Optimise – Enable client efficiencies and ensure uptime with capacity management, CPU utilisation and cloud cost controls).
For companies to avoid performance declines and the costly downtime continuity measures due to delayed failure recovery, Xavier said that the answer lies in improved remote management. “More powerful remote monitoring and maintenance capabilities reduce the need for physical access to networking, server, and storage hardware – an important factor in a public health crisis.”
An intelligent monitoring application, like Park Place’s ParkView Hardware Monitoring, for instance, allows businesses to establish a baseline of what normal data centre operations “look like” at the hardware level and integrate predictive analytics to alert IT staff when changes indicate potential failure. With such tools, possible outages can be more accurately assessed and proactively managed when data centre access issues may come into play.

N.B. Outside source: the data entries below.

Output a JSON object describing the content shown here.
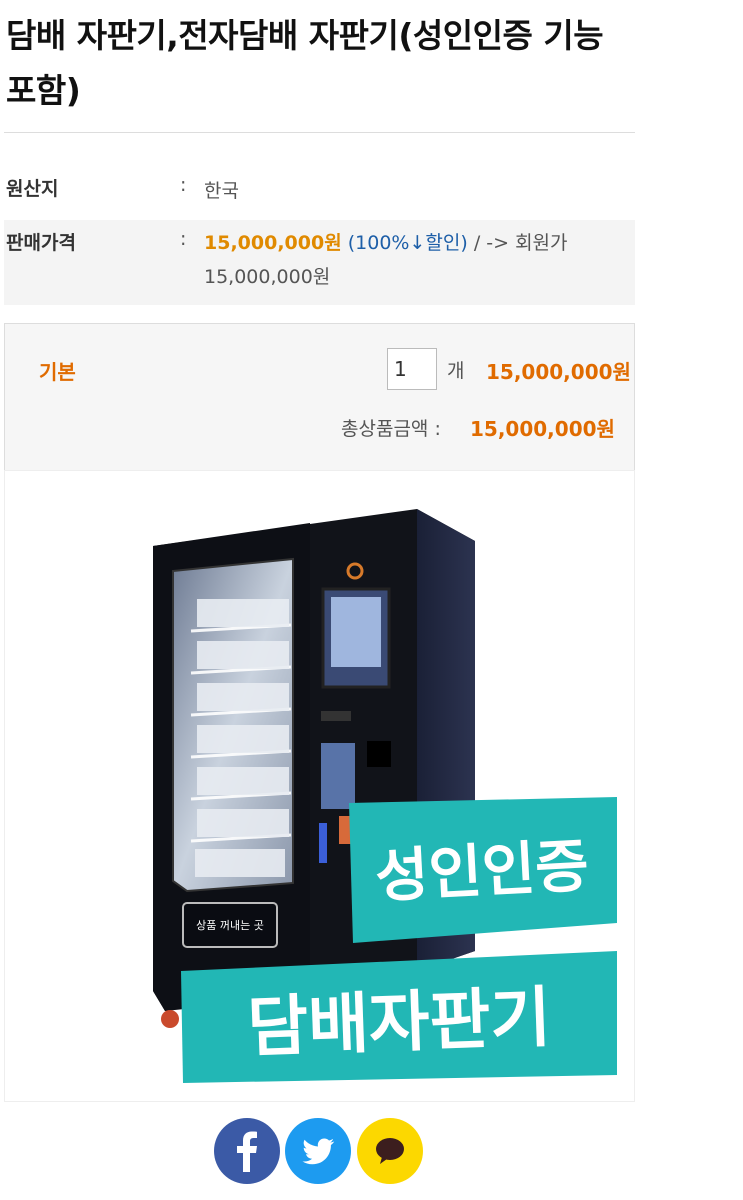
{
  "product": {
    "title": "담배 자판기,전자담배 자판기(성인인증 기능 포함)"
  },
  "info": {
    "origin_label": "원산지",
    "origin_value": "한국",
    "price_label": "판매가격",
    "price_main": "15,000,000원",
    "discount": "(100%↓할인)",
    "member_text": "/ -> 회원가",
    "member_price": "15,000,000원"
  },
  "option": {
    "name": "기본",
    "quantity": "1",
    "unit": "개",
    "price": "15,000,000원",
    "total_label": "총상품금액 :",
    "total_value": "15,000,000원"
  },
  "image": {
    "badge_top": "성인인증",
    "badge_bottom": "담배자판기",
    "slot_label": "상품 꺼내는 곳"
  },
  "share": {
    "icons": [
      "facebook-icon",
      "twitter-icon",
      "kakaotalk-icon"
    ]
  },
  "colors": {
    "accent_orange": "#e08a00",
    "link_blue": "#1e5fa8",
    "badge_teal": "#22b7b5",
    "facebook": "#3b5aa6",
    "twitter": "#1d9bf0",
    "kakao": "#fcd800"
  }
}
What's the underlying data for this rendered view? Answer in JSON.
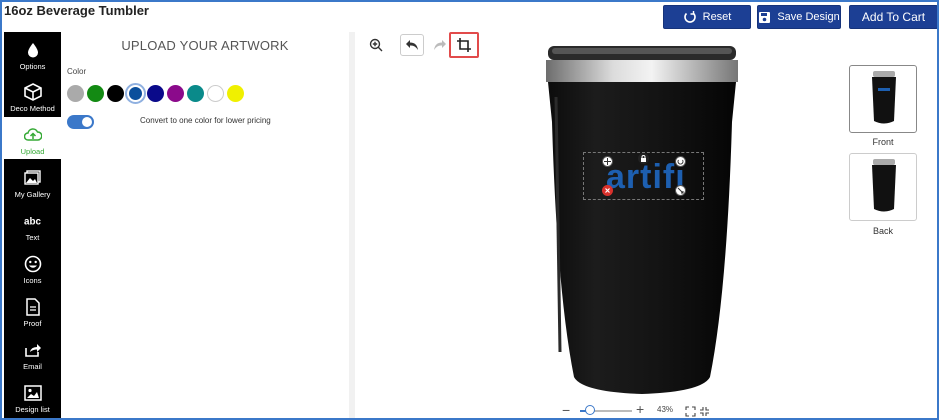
{
  "app": {
    "title": "16oz Beverage Tumbler"
  },
  "header": {
    "reset_label": "Reset",
    "save_label": "Save Design",
    "cart_label": "Add To Cart"
  },
  "sidebar": {
    "items": [
      {
        "label": "Options",
        "icon": "drop-icon"
      },
      {
        "label": "Deco Method",
        "icon": "box-icon"
      },
      {
        "label": "Upload",
        "icon": "cloud-upload-icon",
        "active": true
      },
      {
        "label": "My Gallery",
        "icon": "gallery-icon"
      },
      {
        "label": "Text",
        "icon": "text-abc-icon"
      },
      {
        "label": "Icons",
        "icon": "smiley-icon"
      },
      {
        "label": "Proof",
        "icon": "document-icon"
      },
      {
        "label": "Email",
        "icon": "share-icon"
      },
      {
        "label": "Design list",
        "icon": "image-list-icon"
      }
    ]
  },
  "panel": {
    "title": "UPLOAD YOUR ARTWORK",
    "color_label": "Color",
    "colors": [
      "#aaaaaa",
      "#138a13",
      "#000000",
      "#0b4f9c",
      "#0a0a8a",
      "#8b0a8b",
      "#0a8a8a",
      "#ffffff",
      "#f0f000"
    ],
    "selected_color": "#0b4f9c",
    "toggle_label": "Convert to one color for lower pricing",
    "toggle_on": true
  },
  "canvas": {
    "artwork_text": "artifi",
    "artwork_color": "#1d5fb0"
  },
  "views": {
    "front_label": "Front",
    "back_label": "Back"
  },
  "zoom": {
    "minus": "−",
    "plus": "+",
    "value": "43%"
  }
}
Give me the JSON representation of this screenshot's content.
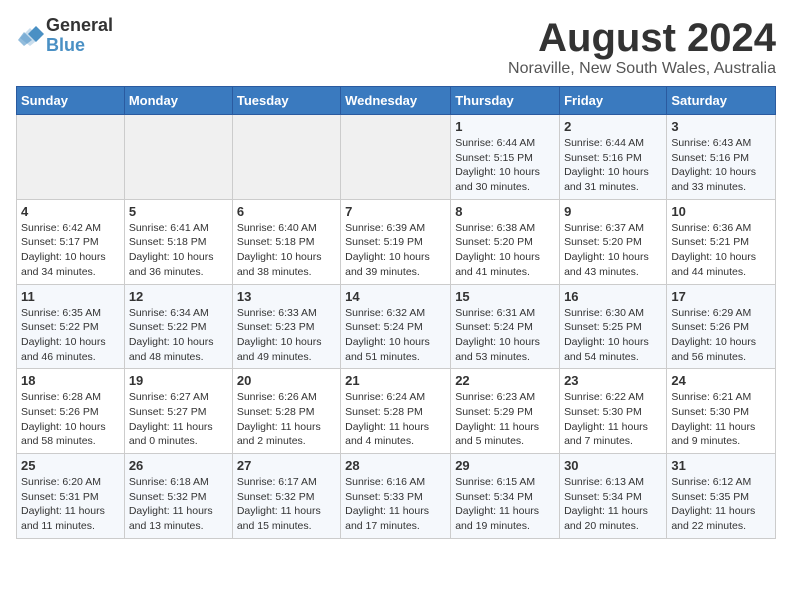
{
  "logo": {
    "line1": "General",
    "line2": "Blue"
  },
  "title": "August 2024",
  "location": "Noraville, New South Wales, Australia",
  "weekdays": [
    "Sunday",
    "Monday",
    "Tuesday",
    "Wednesday",
    "Thursday",
    "Friday",
    "Saturday"
  ],
  "weeks": [
    [
      {
        "day": "",
        "info": ""
      },
      {
        "day": "",
        "info": ""
      },
      {
        "day": "",
        "info": ""
      },
      {
        "day": "",
        "info": ""
      },
      {
        "day": "1",
        "info": "Sunrise: 6:44 AM\nSunset: 5:15 PM\nDaylight: 10 hours\nand 30 minutes."
      },
      {
        "day": "2",
        "info": "Sunrise: 6:44 AM\nSunset: 5:16 PM\nDaylight: 10 hours\nand 31 minutes."
      },
      {
        "day": "3",
        "info": "Sunrise: 6:43 AM\nSunset: 5:16 PM\nDaylight: 10 hours\nand 33 minutes."
      }
    ],
    [
      {
        "day": "4",
        "info": "Sunrise: 6:42 AM\nSunset: 5:17 PM\nDaylight: 10 hours\nand 34 minutes."
      },
      {
        "day": "5",
        "info": "Sunrise: 6:41 AM\nSunset: 5:18 PM\nDaylight: 10 hours\nand 36 minutes."
      },
      {
        "day": "6",
        "info": "Sunrise: 6:40 AM\nSunset: 5:18 PM\nDaylight: 10 hours\nand 38 minutes."
      },
      {
        "day": "7",
        "info": "Sunrise: 6:39 AM\nSunset: 5:19 PM\nDaylight: 10 hours\nand 39 minutes."
      },
      {
        "day": "8",
        "info": "Sunrise: 6:38 AM\nSunset: 5:20 PM\nDaylight: 10 hours\nand 41 minutes."
      },
      {
        "day": "9",
        "info": "Sunrise: 6:37 AM\nSunset: 5:20 PM\nDaylight: 10 hours\nand 43 minutes."
      },
      {
        "day": "10",
        "info": "Sunrise: 6:36 AM\nSunset: 5:21 PM\nDaylight: 10 hours\nand 44 minutes."
      }
    ],
    [
      {
        "day": "11",
        "info": "Sunrise: 6:35 AM\nSunset: 5:22 PM\nDaylight: 10 hours\nand 46 minutes."
      },
      {
        "day": "12",
        "info": "Sunrise: 6:34 AM\nSunset: 5:22 PM\nDaylight: 10 hours\nand 48 minutes."
      },
      {
        "day": "13",
        "info": "Sunrise: 6:33 AM\nSunset: 5:23 PM\nDaylight: 10 hours\nand 49 minutes."
      },
      {
        "day": "14",
        "info": "Sunrise: 6:32 AM\nSunset: 5:24 PM\nDaylight: 10 hours\nand 51 minutes."
      },
      {
        "day": "15",
        "info": "Sunrise: 6:31 AM\nSunset: 5:24 PM\nDaylight: 10 hours\nand 53 minutes."
      },
      {
        "day": "16",
        "info": "Sunrise: 6:30 AM\nSunset: 5:25 PM\nDaylight: 10 hours\nand 54 minutes."
      },
      {
        "day": "17",
        "info": "Sunrise: 6:29 AM\nSunset: 5:26 PM\nDaylight: 10 hours\nand 56 minutes."
      }
    ],
    [
      {
        "day": "18",
        "info": "Sunrise: 6:28 AM\nSunset: 5:26 PM\nDaylight: 10 hours\nand 58 minutes."
      },
      {
        "day": "19",
        "info": "Sunrise: 6:27 AM\nSunset: 5:27 PM\nDaylight: 11 hours\nand 0 minutes."
      },
      {
        "day": "20",
        "info": "Sunrise: 6:26 AM\nSunset: 5:28 PM\nDaylight: 11 hours\nand 2 minutes."
      },
      {
        "day": "21",
        "info": "Sunrise: 6:24 AM\nSunset: 5:28 PM\nDaylight: 11 hours\nand 4 minutes."
      },
      {
        "day": "22",
        "info": "Sunrise: 6:23 AM\nSunset: 5:29 PM\nDaylight: 11 hours\nand 5 minutes."
      },
      {
        "day": "23",
        "info": "Sunrise: 6:22 AM\nSunset: 5:30 PM\nDaylight: 11 hours\nand 7 minutes."
      },
      {
        "day": "24",
        "info": "Sunrise: 6:21 AM\nSunset: 5:30 PM\nDaylight: 11 hours\nand 9 minutes."
      }
    ],
    [
      {
        "day": "25",
        "info": "Sunrise: 6:20 AM\nSunset: 5:31 PM\nDaylight: 11 hours\nand 11 minutes."
      },
      {
        "day": "26",
        "info": "Sunrise: 6:18 AM\nSunset: 5:32 PM\nDaylight: 11 hours\nand 13 minutes."
      },
      {
        "day": "27",
        "info": "Sunrise: 6:17 AM\nSunset: 5:32 PM\nDaylight: 11 hours\nand 15 minutes."
      },
      {
        "day": "28",
        "info": "Sunrise: 6:16 AM\nSunset: 5:33 PM\nDaylight: 11 hours\nand 17 minutes."
      },
      {
        "day": "29",
        "info": "Sunrise: 6:15 AM\nSunset: 5:34 PM\nDaylight: 11 hours\nand 19 minutes."
      },
      {
        "day": "30",
        "info": "Sunrise: 6:13 AM\nSunset: 5:34 PM\nDaylight: 11 hours\nand 20 minutes."
      },
      {
        "day": "31",
        "info": "Sunrise: 6:12 AM\nSunset: 5:35 PM\nDaylight: 11 hours\nand 22 minutes."
      }
    ]
  ]
}
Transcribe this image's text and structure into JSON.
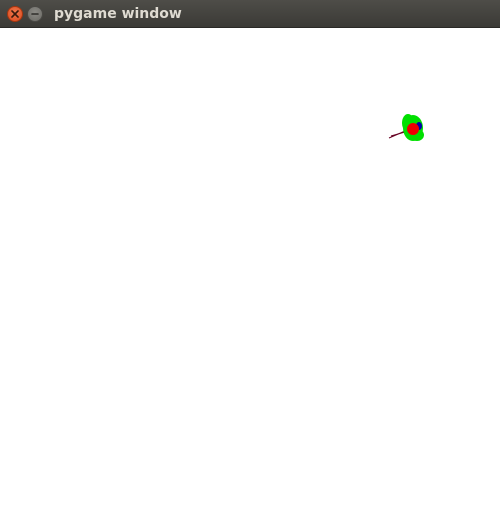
{
  "window": {
    "title": "pygame window",
    "controls": {
      "close_icon": "close-icon",
      "minimize_icon": "minimize-icon"
    }
  },
  "scene": {
    "background_color": "#ffffff",
    "sprite": {
      "body_color": "#00e000",
      "core_color": "#ee0000",
      "marker_color": "#0000aa",
      "line_color": "#660022"
    }
  }
}
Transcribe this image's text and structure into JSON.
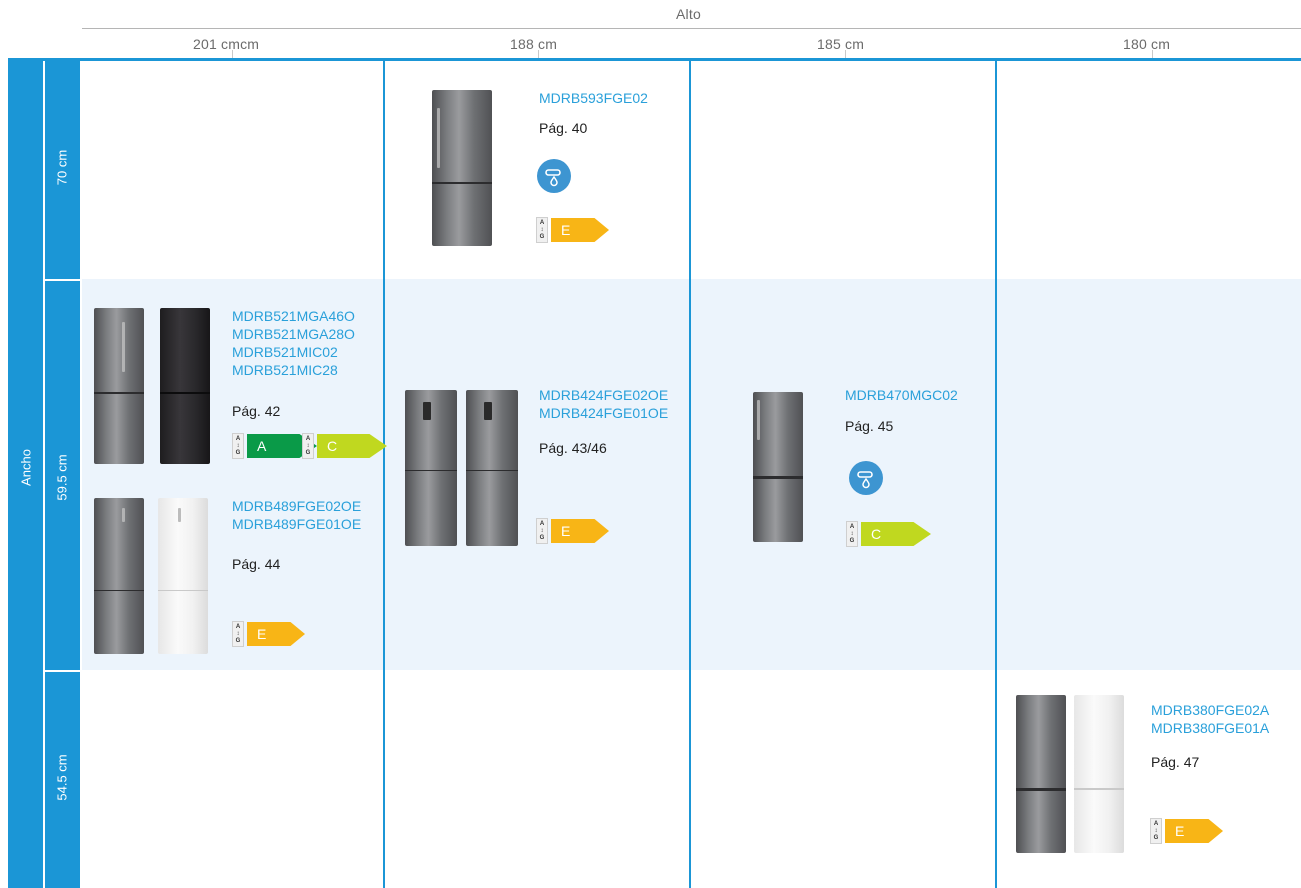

This is undoubtedly helpful for companies to deal with unexpected events, and they can slash the time and investment in deploying staff to visit satellite offices and other remote sites to check in on and maintain hardware. “It dramatically decreases the amount of time IT teams spend identifying hardware faults, triaging issues, and managing the fix process with their support providers. It also leads to faster, more accurate fixes, and reduce or eliminate cost associated with downtime,” Xavier explained.
Xavier described that the “next normal” in industries will see businesses wanting their physical infrastructure to be operated by large dedicated providers who can run their data centres safely and at scale. “And so, with DMSO, businesses across all industries can experience a digital infrastructure that is easier to manage, more agile and better able to respond to business needs, while also delivering greater efficiency and cost-effectiveness in the process”.